If Parliament is to be effective, it must be able to call expert witnesses. The Budd committee looked at whether there could be a Committee of both Houses. If the Government are unwise enough to proceed with their proposals for an elected second Chamber, perhaps that would remove some of the objections to a Joint Committee. The Budd committee questioned the extent to which Members of Parliament are willing to influence, or interested in influencing, the development of the tax regime. A challenge for everyone in the House is whether we can make any difference to Finance Bills when they reach this stage in their progress. I hope that the Government will seriously consider having a much more detailed debate on their proposals in November. They have been pretty generous and good about putting tax changes out to consultation; in this round, there were three specific areas on which there was extensive consultation with practitioners and professional bodies, which I welcome. The more that can be done, the better, if we are to have more effective consultation and introduce better tax legislation as a result.

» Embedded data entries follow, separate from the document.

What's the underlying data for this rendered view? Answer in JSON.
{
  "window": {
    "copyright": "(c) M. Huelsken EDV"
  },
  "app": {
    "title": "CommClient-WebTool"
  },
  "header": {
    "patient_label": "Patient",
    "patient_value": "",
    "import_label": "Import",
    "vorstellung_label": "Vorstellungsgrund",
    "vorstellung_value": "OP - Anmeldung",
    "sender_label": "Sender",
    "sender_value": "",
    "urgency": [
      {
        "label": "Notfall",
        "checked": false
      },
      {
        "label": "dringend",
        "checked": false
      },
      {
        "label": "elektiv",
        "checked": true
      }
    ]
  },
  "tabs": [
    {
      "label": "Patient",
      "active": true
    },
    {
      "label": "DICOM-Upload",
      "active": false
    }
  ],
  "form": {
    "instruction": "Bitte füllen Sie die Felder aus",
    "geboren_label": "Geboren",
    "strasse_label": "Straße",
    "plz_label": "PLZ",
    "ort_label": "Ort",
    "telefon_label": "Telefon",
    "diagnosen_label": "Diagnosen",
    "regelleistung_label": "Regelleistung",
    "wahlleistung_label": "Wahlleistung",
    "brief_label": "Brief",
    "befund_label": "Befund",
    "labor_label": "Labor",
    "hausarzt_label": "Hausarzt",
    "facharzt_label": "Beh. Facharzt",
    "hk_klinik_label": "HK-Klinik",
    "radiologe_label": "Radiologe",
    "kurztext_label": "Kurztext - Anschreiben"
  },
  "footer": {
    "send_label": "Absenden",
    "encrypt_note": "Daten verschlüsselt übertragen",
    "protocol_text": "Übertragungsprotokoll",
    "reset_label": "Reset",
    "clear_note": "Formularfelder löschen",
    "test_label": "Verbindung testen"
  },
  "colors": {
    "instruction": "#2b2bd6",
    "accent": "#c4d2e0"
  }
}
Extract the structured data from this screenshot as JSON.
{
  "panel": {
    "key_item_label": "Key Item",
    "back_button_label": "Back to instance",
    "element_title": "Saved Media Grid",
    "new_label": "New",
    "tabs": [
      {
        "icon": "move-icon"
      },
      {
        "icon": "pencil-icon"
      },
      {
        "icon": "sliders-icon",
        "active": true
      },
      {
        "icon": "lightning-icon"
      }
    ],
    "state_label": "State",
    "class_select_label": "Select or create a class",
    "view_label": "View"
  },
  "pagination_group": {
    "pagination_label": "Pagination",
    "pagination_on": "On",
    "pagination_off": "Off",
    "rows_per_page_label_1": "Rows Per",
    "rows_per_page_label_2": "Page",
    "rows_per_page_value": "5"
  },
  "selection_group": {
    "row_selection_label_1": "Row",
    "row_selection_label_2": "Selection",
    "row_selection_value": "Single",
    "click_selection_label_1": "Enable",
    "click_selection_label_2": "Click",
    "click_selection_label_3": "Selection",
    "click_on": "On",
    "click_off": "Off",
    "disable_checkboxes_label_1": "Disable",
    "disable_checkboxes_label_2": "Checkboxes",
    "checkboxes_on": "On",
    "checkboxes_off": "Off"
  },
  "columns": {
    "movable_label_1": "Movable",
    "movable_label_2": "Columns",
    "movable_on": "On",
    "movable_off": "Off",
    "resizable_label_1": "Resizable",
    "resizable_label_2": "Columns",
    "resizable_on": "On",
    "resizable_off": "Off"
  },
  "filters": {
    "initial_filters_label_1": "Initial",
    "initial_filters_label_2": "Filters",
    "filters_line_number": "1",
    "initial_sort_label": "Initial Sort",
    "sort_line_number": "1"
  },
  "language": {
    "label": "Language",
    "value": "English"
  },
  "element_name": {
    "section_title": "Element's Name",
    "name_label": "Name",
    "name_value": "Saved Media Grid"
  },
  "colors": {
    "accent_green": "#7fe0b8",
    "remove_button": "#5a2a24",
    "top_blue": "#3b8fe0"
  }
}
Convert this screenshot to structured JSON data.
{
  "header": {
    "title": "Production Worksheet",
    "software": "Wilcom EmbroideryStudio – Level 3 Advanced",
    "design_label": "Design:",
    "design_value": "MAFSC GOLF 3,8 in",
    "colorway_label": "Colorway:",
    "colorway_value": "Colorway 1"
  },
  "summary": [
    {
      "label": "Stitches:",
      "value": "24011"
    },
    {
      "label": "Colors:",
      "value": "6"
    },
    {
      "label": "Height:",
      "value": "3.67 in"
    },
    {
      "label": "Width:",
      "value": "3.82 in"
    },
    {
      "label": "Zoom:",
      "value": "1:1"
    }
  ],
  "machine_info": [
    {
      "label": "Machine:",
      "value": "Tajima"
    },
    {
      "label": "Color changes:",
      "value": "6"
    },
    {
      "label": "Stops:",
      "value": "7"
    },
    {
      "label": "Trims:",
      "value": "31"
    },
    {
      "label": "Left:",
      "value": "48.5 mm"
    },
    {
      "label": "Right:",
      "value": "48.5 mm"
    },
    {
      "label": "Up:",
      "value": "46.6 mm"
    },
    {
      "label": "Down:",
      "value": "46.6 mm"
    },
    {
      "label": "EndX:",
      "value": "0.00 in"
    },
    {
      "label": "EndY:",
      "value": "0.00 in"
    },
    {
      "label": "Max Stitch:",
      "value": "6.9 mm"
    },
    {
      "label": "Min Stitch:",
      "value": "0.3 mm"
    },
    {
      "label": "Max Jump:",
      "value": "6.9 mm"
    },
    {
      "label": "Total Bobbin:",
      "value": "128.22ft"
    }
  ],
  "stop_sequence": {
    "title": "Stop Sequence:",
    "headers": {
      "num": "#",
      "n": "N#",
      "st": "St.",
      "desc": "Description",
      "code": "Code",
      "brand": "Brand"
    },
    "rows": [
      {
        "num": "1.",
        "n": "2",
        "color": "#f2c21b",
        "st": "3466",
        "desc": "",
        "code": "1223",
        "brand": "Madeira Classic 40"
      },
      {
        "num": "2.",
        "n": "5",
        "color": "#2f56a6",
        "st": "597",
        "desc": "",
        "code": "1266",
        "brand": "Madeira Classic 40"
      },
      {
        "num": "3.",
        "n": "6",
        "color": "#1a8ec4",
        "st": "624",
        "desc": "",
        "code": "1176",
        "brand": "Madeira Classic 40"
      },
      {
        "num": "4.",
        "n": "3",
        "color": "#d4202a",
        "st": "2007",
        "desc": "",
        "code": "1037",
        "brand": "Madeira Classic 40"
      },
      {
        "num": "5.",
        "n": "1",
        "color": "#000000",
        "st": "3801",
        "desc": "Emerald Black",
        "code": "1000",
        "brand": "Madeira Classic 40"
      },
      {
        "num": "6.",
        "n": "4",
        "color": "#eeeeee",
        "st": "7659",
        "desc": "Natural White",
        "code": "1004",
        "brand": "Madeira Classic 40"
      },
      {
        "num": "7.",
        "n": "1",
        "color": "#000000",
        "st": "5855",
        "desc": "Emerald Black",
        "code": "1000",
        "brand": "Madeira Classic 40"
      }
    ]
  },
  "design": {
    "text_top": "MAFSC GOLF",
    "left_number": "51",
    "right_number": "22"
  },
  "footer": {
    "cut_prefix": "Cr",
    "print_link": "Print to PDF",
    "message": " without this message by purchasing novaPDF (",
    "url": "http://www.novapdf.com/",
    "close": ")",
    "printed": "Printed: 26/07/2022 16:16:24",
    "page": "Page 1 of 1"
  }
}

The amendment also deals with the burden of taxation. The House does not reflect strongly enough on its deep responsibility to justify every penny of taxation taken off the hard-working taxpayer. The burden of taxation since 1997 has increased enormously. There were approximately £270 billion of tax receipts in 1997, and we are now heading towards the staggering figure of £400 billion, which is a massive increase. Many people question the extent to which they are getting value for money. I do not wish to rehash points made in the Budget debates about spending on health care, transport, and law and order and tackling crime, but many people wonder whether they get value for money from the enormous amount of taxation that is raised. Looking at the Chancellor's assumptions about growth in the Budget and reading what the Item—independent Treasury economic model—club said, I wonder whether, after five prudent and sensible Budgets, this Budget is the other side of the coin and in due course will be seen as reckless.
The Chief Secretary is the taxpayer's guardian. The enormous amount of taxation—every penny of it—must be justified to people who pay it. The House should be a great deal more careful to honour its duty to justify taking large amounts of money from hard-working people.